India’s Bowling Line Up
On the other hand, Australia’s top order consists of four left-handers, and India has been exceptional against left-handed batsmen in recent tours to England, with Mohammed Siraj and R Ashwin averaging less than 19 and 15, respectively. The Indian team management will have a selection headache in deciding whom to leave out between Ashwin, Umesh Yadav, and Shardul Thakur. Ashwin’s success against Smith in recent years tilts the scales in his favor, as Smith has been a formidable obstacle for India.
India’s depleted pace bowling stocks present a significant challenge. The change bowlers will need to bowl long, economical spells, which they have struggled to do in recent away Tests in England and South Africa.

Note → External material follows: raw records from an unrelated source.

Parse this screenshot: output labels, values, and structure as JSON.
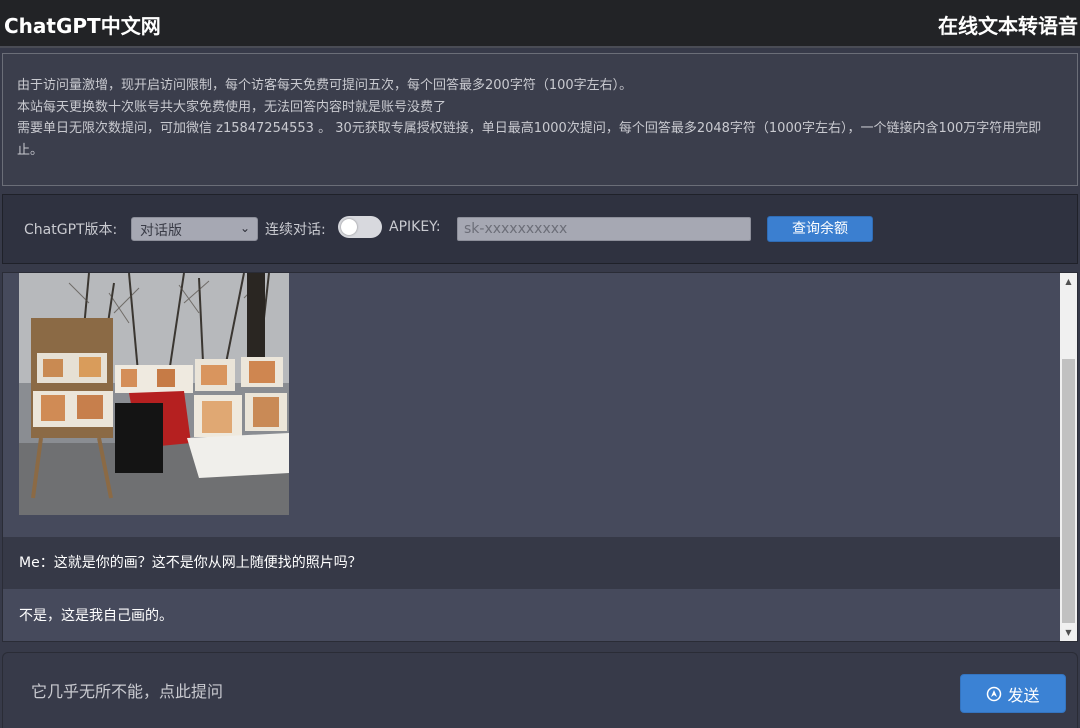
{
  "header": {
    "brand": "ChatGPT中文网",
    "tts_link": "在线文本转语音"
  },
  "notice": {
    "lines": [
      "由于访问量激增，现开启访问限制，每个访客每天免费可提问五次，每个回答最多200字符（100字左右）。",
      "本站每天更换数十次账号共大家免费使用，无法回答内容时就是账号没费了",
      "需要单日无限次数提问，可加微信 z15847254553 。 30元获取专属授权链接，单日最高1000次提问，每个回答最多2048字符（1000字左右），一个链接内含100万字符用完即止。"
    ]
  },
  "controls": {
    "version_label": "ChatGPT版本:",
    "version_value": "对话版",
    "continuous_label": "连续对话:",
    "continuous_on": false,
    "apikey_label": "APIKEY:",
    "apikey_placeholder": "sk-xxxxxxxxxx",
    "query_button": "查询余额"
  },
  "chat": {
    "messages": [
      {
        "role": "me",
        "text": "Me：这就是你的画？这不是你从网上随便找的照片吗？"
      },
      {
        "role": "assistant",
        "text": "不是，这是我自己画的。"
      }
    ]
  },
  "composer": {
    "placeholder": "它几乎无所不能，点此提问",
    "send_label": "发送"
  },
  "colors": {
    "accent": "#3b82d4",
    "background": "#373a49",
    "chat_bg": "#464a5c"
  }
}
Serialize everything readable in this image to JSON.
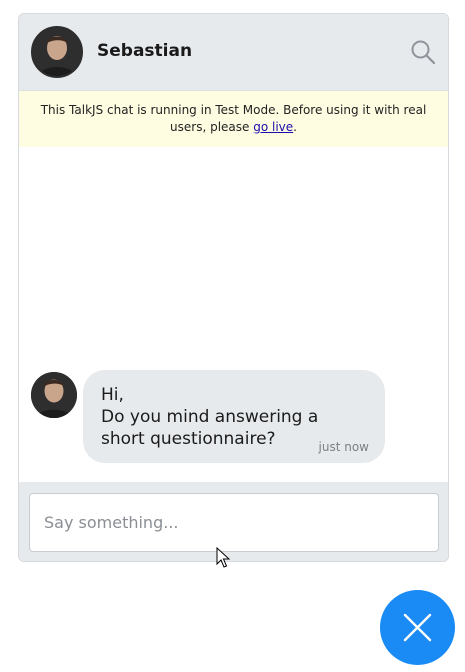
{
  "header": {
    "name": "Sebastian"
  },
  "banner": {
    "text_before": "This TalkJS chat is running in Test Mode. Before using it with real users, please ",
    "link_text": "go live",
    "text_after": "."
  },
  "messages": [
    {
      "text": "Hi,\nDo you mind answering a short questionnaire?",
      "time": "just now"
    }
  ],
  "composer": {
    "placeholder": "Say something..."
  },
  "colors": {
    "header_bg": "#e7eaed",
    "banner_bg": "#fffde1",
    "bubble_bg": "#e7eaed",
    "launcher_blue": "#1a8af5"
  },
  "icons": {
    "search": "search-icon",
    "close": "close-icon",
    "avatar": "avatar"
  }
}
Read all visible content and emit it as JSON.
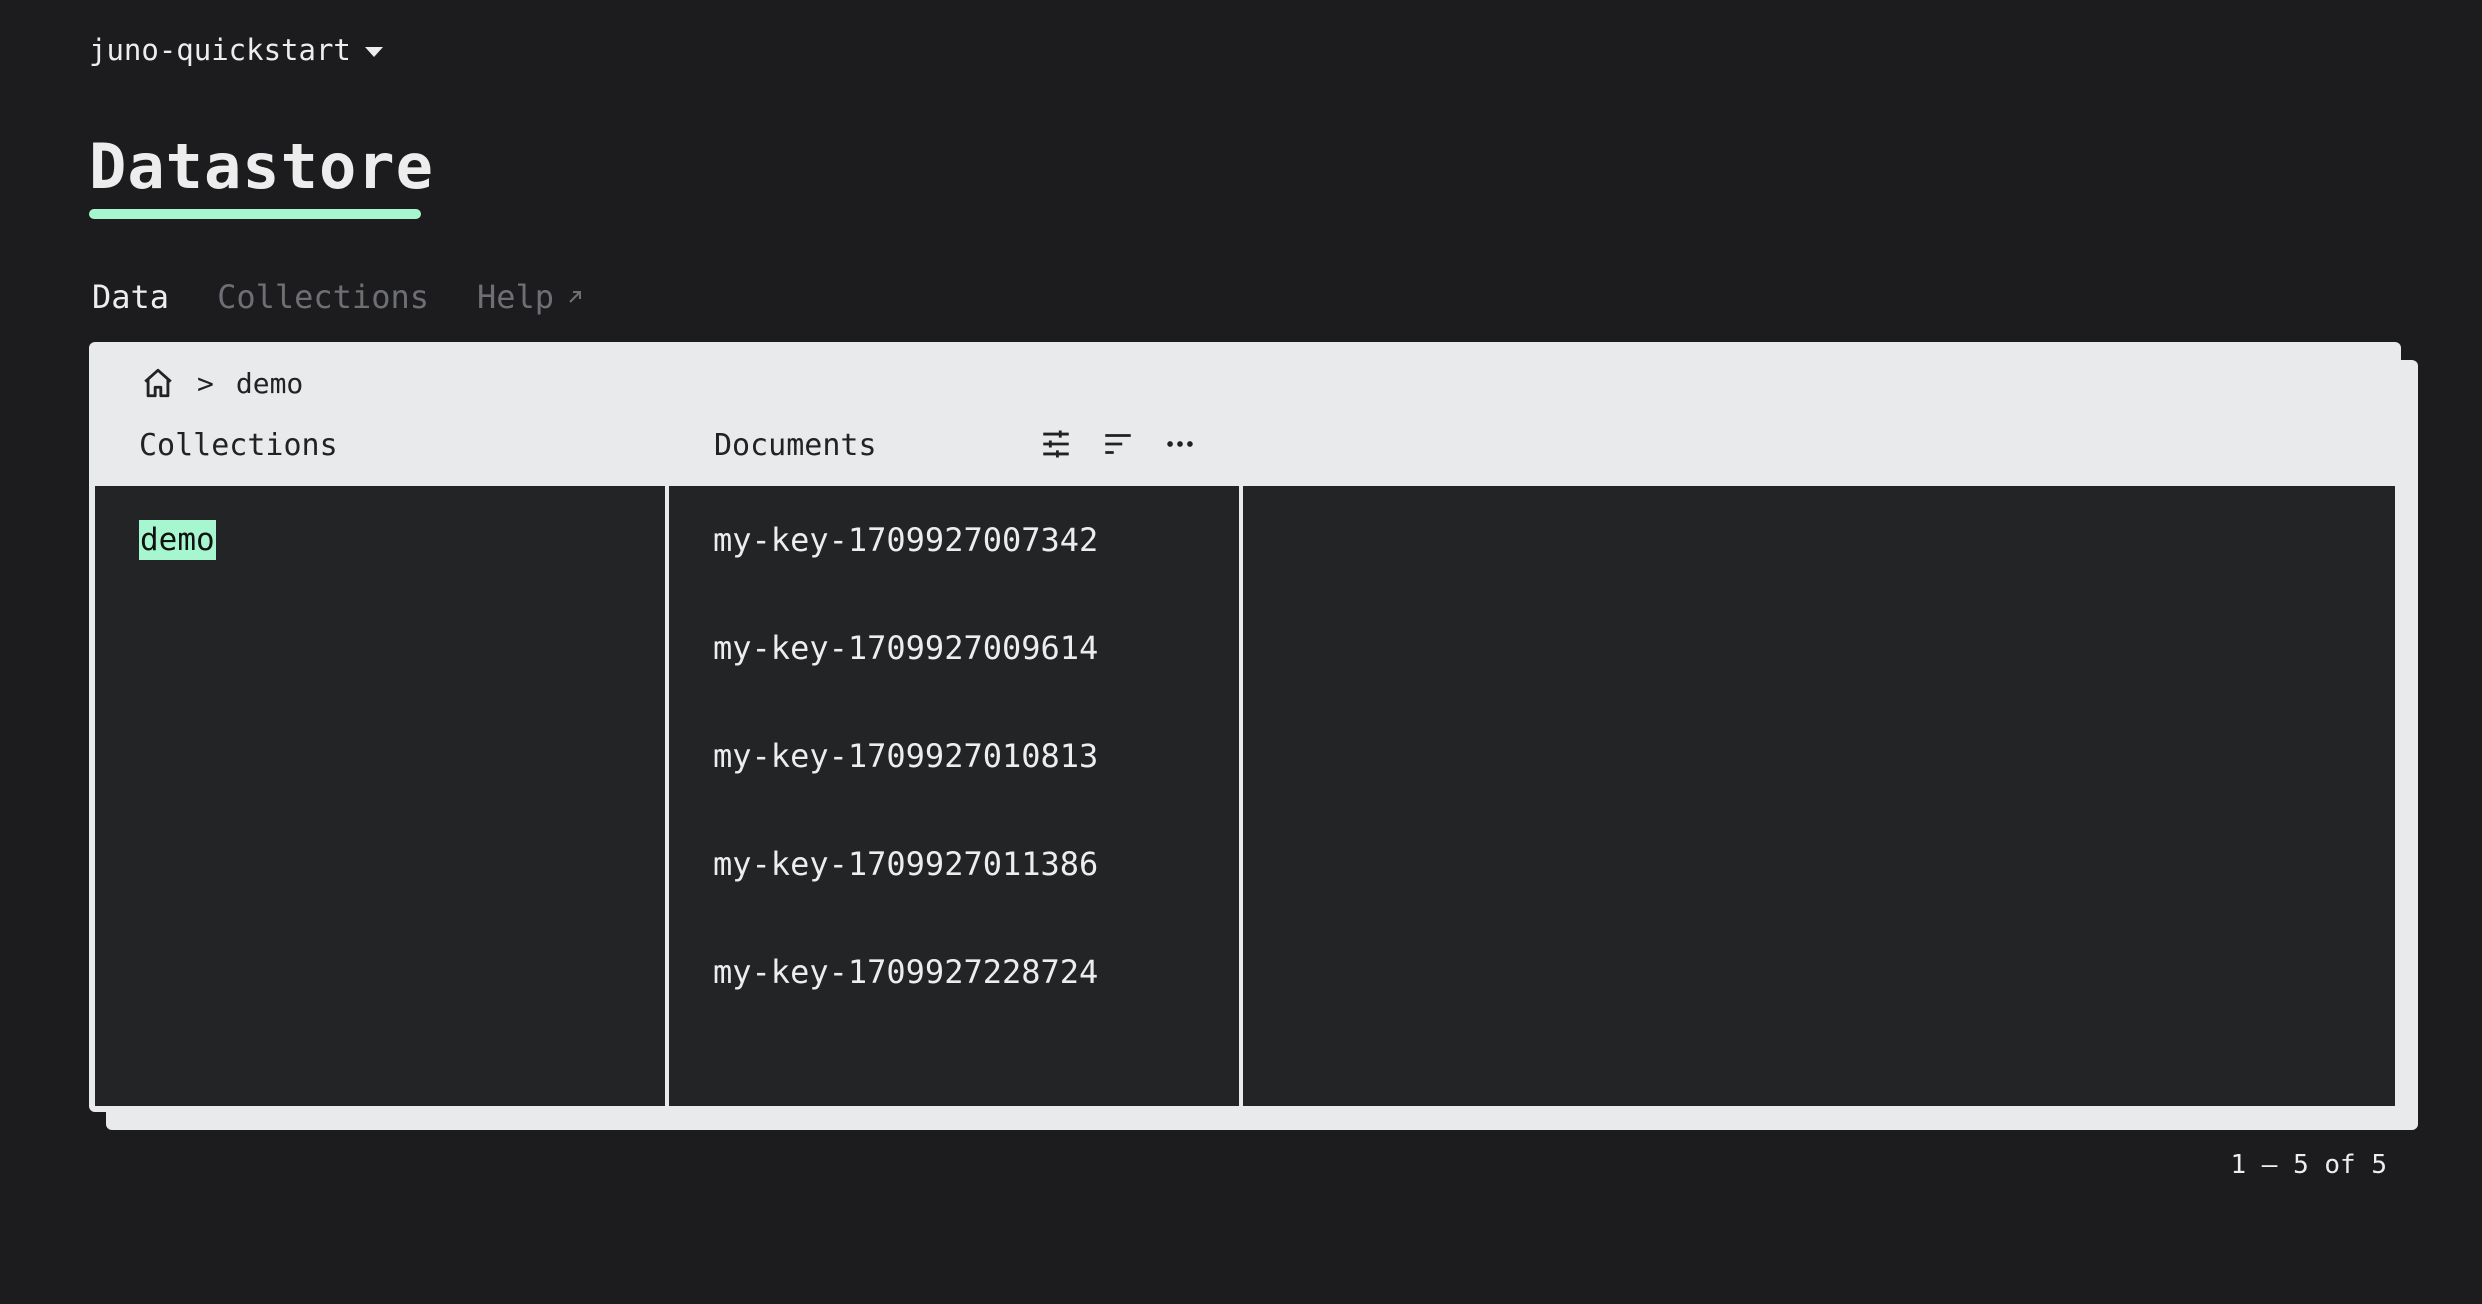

This has been a departure from the days when India’s fast bowlers would keep batsmen in check and prevent the game from slipping away. India’s bowlers showcased this quality in the final of the first WTC, where they defended a modest total by restricting New Zealand’s scoring rate. However, in the defeats in South Africa and England in the last 18 months, India failed to defend fourth-innings targets, conceding runs at high rates. The change pacers went for more than four runs per over in these matches. India will sorely miss the experience of Ishant Sharma and the defensive skills of Jasprit Bumrah at the Oval. Australia’s lower middle order has been prolific in the WTC, averaging nearly 39 and striking at 62. India’s bowlers will need to find a way to contain these aggressive lower-order batsmen.
The battle between these two cricketing heavyweights promises to be a thrilling contest, and the team that can make their opponent blink first will likely come out on top.
The upcoming WTC final will be a historic event for both teams as they fight for the title for the first time in history. This will also be the first time that Pat Cummins and Co. will be playing in the final, as they narrowly missed making it in the previous edition due to an overrated penalty that helped New Zealand clinch the title.
In conclusion, India’s qualification for the WTC final for the second consecutive time demonstrates their consistent performance in the Test format. The final match against Australia will be a thrilling contest, with both teams striving to make history by winning the title for the first time.